There’s “woke,” and there is completely given over to progressive godless ideology. Well, to be fair, the two aren’t really that far apart. But those who spend their lives advancing social justice while touting the need to fight for “justice” for the most part have completely abandoned biblical justice in all its forms.
Woke social justice warriors are now coming out against one of the most foundational tenets of civil government ordained by God — to wield the sword of justice against those who commit evil. The argument goes something like this: Jesus preached against the concept of “an eye for an eye” in his Sermon on the Mount. Therefore, Christians should not support the death penalty.
This is exactly where Samuel Rodriguez — a New Apostolic Reformation “apostle,” a pro-illegal immigration proponent, and a contributor to the Southern Baptist Ethics and Religious Liberty Commission headed by Russell Moore — stands. In an article titled The Gospel calls us to speak out against upcoming federal executions, Rodriguez calls on Christians to oppose the death penalty. He writes,
Followers of Christ should give great thought and consideration to issues of life and death. We ought to pause, pray, and earnestly search our hearts. I have come to the conclusion that the death penalty is wrong, and it is my Evangelical faith that compels me to stand up and speak out against the taking of human life in all forms. I believe in the sanctity of life, and I’ve been encouraged to see a growing number of Evangelical leaders call for a more consistent ethic of life.
Of course, he hijacks the pro-life movement — just like any good social justice warrior does — to advance this ridiculous notion. To say that the death penalty is wrong is to oppose God’s law. God’s law, “eye for eye, tooth for tooth, hand for hand, foot for foot,” is a reflection of God’s character. Jesus is not commanding the civil government to turn a blind eye to wickedness — he is commanding Christians to, personally, put on display the mercy and grace that was shown to them at the cross. He is commanding Christians to, in fact, be willing to lay down their own lives for their enemies just like he would do at the cross.
This has absolutely nothing to do with the civil government. In fact, if anything, what would be a more biblical display of that would be to step in and bear the death penalty for someone else who committed a crime against you.
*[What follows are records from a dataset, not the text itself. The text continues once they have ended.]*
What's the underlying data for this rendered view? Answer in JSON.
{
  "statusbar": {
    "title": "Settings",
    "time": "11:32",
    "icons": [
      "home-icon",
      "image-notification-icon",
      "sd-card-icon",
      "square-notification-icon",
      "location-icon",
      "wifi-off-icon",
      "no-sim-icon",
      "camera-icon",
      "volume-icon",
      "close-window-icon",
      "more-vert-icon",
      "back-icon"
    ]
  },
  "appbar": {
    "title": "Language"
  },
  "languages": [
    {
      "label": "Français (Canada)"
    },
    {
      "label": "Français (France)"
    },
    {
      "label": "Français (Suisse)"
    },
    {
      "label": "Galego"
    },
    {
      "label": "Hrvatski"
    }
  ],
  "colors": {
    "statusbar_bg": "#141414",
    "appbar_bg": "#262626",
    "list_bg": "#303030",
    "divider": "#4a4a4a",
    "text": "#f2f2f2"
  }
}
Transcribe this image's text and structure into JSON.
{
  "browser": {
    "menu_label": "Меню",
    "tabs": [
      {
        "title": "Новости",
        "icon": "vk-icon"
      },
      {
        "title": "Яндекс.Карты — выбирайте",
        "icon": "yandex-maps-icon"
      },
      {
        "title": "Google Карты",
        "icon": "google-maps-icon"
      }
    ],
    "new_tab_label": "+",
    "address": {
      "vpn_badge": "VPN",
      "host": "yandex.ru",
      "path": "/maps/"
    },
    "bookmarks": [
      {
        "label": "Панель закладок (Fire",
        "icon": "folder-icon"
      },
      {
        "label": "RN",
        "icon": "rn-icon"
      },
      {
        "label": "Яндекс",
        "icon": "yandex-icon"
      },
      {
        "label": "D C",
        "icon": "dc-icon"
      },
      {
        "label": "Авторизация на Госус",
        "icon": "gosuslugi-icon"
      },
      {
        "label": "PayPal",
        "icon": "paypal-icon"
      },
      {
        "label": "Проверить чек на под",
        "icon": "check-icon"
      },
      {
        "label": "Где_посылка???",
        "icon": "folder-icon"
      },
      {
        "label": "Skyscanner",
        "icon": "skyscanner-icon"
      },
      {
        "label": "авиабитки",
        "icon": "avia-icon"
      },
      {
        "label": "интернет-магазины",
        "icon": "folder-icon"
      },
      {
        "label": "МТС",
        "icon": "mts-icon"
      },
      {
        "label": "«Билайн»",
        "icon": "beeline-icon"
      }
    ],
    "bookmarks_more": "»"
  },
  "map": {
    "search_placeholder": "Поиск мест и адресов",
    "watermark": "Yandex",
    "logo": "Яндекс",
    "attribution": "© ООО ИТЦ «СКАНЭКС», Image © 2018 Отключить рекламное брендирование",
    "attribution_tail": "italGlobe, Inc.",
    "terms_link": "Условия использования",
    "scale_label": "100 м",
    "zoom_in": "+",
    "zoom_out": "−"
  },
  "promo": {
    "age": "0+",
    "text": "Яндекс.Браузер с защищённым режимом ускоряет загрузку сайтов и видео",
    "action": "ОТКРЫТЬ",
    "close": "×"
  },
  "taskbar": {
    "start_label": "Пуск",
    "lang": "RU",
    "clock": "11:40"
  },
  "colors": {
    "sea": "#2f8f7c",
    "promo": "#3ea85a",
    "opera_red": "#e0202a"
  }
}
Let’s see if Rodriguez is willing to do that.
The Gospel calls on us as Evangelicals to be more like Christ, and it directs us to love all people, even people who have committed great harm. That requires us to go well beyond explicit deficiencies of the criminal justice system and consider the foundation of our Evangelical belief system. A steadfast belief in God’s gift of redemption is central to that calling. We believe in the power of grace, and we must believe in providing the help that is needed for sinners who seek it. If we truly believe in redemption, then we must not stand in the way of God’s ability to deliver grace. We must support people who want to pursue restoration and renewal, not treat them as hopeless.
Again, the Church is not the civil government and we have no business standing in the way of what the civil government does with criminals. Nor does the civil government have the power — even if they wanted to — to “stand in the way of God’s ability to deliver grace.” That notion is completely absurd and exposes Rodriguez’s total theological ineptness.
If we want to think more like Christ, we should follow the biblical outline for supporting our civil government. What Rodriguez is ultimately promoting here is complete and total anarchy. Why stop at abolishing the death penalty? Why not abolish the prison system too? Then, just completely abolish any form of civil justice. If there is no enforcement of the civil law, why have a civil law?
The civil government was instituted by God and the Apostle Paul, writing under the inspiration of God, completely rejected what Rodriguez proposes here.
Let every person be subject to the governing authorities. For there is no authority except from God, and those that exist have been instituted by God. 2 Therefore whoever resists the authorities resists what God has appointed, and those who resist will incur judgment. 3 For rulers are not a terror to good conduct, but to bad. Would you have no fear of the one who is in authority? Then do what is good, and you will receive his approval, 4 for he is God’s servant for your good. But if you do wrong, be afraid, for he does not bear the sword in vain. For he is the servant of God, an avenger who carries out God’s wrath on the wrongdoer.5 Therefore one must be in subjection, not only to avoid God’s wrath but also for the sake of conscience. 6 For because of this you also pay taxes, for the authorities are ministers of God, attending to this very thing.7 Pay to all what is owed to them: taxes to whom taxes are owed, revenue to whom revenue is owed, respect to whom respect is owed, honor to whom honor is owed.Romans 13:1-7